(Dataset rows describing interfaces)
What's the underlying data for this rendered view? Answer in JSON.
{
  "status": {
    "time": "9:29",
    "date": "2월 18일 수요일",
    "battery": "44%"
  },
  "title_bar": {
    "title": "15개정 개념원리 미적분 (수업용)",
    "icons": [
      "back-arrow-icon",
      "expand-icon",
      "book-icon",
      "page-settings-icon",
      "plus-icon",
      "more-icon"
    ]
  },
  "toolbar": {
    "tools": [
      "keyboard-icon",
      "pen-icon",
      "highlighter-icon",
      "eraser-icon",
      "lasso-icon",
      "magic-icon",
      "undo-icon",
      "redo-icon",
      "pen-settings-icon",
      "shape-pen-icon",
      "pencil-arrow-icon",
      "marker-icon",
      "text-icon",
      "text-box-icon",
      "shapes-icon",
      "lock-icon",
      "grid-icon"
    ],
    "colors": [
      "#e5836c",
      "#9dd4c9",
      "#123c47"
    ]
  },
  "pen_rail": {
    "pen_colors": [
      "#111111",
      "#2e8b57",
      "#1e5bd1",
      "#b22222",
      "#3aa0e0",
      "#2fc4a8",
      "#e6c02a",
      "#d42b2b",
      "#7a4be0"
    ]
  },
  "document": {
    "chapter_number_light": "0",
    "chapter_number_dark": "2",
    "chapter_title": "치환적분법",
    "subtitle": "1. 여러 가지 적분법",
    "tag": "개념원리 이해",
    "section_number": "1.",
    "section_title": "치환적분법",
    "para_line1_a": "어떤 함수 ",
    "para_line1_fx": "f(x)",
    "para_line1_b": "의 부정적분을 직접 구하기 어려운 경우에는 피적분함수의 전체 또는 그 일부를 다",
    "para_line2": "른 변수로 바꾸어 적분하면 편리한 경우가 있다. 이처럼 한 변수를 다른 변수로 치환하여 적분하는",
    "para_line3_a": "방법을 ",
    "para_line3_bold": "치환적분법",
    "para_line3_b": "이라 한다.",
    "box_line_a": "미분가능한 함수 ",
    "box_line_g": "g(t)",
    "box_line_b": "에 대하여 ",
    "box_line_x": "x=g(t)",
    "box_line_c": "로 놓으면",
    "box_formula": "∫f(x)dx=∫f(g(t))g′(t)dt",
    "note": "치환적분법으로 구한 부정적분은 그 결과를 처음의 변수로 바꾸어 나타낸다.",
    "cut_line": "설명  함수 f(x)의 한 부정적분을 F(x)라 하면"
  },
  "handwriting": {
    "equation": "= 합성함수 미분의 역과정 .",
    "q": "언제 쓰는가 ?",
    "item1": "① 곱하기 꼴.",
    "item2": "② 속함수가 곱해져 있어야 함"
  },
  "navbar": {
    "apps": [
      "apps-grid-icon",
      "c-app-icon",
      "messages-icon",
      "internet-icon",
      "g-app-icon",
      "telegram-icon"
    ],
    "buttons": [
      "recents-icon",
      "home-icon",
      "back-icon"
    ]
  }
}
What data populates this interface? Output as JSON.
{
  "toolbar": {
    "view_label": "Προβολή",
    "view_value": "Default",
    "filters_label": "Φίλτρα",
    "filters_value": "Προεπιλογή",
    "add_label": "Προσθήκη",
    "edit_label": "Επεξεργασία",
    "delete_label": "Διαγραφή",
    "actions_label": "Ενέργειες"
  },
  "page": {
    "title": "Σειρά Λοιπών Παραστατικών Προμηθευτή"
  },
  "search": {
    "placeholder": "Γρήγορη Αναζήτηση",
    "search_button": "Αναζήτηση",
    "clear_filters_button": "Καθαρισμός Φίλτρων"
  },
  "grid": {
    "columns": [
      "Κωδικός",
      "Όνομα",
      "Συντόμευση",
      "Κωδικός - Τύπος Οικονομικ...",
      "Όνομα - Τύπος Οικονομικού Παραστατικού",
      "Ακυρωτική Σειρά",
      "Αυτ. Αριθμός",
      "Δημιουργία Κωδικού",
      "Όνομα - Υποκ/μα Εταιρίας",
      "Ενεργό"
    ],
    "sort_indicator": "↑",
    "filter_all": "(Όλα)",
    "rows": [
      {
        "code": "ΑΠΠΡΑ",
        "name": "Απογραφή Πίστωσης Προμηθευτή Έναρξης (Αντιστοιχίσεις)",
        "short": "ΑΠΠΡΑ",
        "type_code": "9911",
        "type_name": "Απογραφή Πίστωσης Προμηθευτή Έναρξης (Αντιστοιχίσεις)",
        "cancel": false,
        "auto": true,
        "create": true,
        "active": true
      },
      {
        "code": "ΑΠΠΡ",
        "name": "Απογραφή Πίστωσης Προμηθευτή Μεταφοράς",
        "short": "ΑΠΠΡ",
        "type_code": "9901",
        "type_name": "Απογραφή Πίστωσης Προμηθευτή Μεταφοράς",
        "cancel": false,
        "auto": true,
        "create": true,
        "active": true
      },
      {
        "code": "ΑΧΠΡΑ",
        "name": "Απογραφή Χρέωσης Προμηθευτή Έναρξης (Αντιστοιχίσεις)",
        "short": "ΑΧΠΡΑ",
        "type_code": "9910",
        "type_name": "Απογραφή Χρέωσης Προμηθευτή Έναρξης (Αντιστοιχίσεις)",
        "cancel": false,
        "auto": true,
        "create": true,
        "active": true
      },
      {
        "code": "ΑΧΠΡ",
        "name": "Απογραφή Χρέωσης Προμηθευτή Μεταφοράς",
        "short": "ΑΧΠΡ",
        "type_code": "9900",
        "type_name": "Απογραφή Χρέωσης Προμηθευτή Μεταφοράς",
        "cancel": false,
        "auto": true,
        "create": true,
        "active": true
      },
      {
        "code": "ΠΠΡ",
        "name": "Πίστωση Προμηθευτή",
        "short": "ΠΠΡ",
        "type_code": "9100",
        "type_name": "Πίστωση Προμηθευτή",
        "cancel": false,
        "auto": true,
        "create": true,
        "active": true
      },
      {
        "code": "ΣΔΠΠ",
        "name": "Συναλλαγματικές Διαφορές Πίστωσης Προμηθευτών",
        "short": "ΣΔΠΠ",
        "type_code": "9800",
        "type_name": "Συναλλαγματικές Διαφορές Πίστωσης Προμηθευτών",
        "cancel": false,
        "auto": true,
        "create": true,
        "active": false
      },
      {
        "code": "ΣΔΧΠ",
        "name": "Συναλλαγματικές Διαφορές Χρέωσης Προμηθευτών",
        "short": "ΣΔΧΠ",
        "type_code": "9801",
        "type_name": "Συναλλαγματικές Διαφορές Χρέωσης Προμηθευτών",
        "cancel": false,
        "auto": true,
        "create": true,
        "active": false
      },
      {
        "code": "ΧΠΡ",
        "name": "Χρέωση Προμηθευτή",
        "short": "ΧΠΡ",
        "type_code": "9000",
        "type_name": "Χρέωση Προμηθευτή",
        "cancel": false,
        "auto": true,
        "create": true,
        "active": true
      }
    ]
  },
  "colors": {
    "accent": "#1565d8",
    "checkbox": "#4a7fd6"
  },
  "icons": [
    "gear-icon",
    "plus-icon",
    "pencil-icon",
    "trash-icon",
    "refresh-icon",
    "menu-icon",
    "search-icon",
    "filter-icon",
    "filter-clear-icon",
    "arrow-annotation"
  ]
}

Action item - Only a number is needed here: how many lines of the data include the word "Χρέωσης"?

Solution to the problem - 6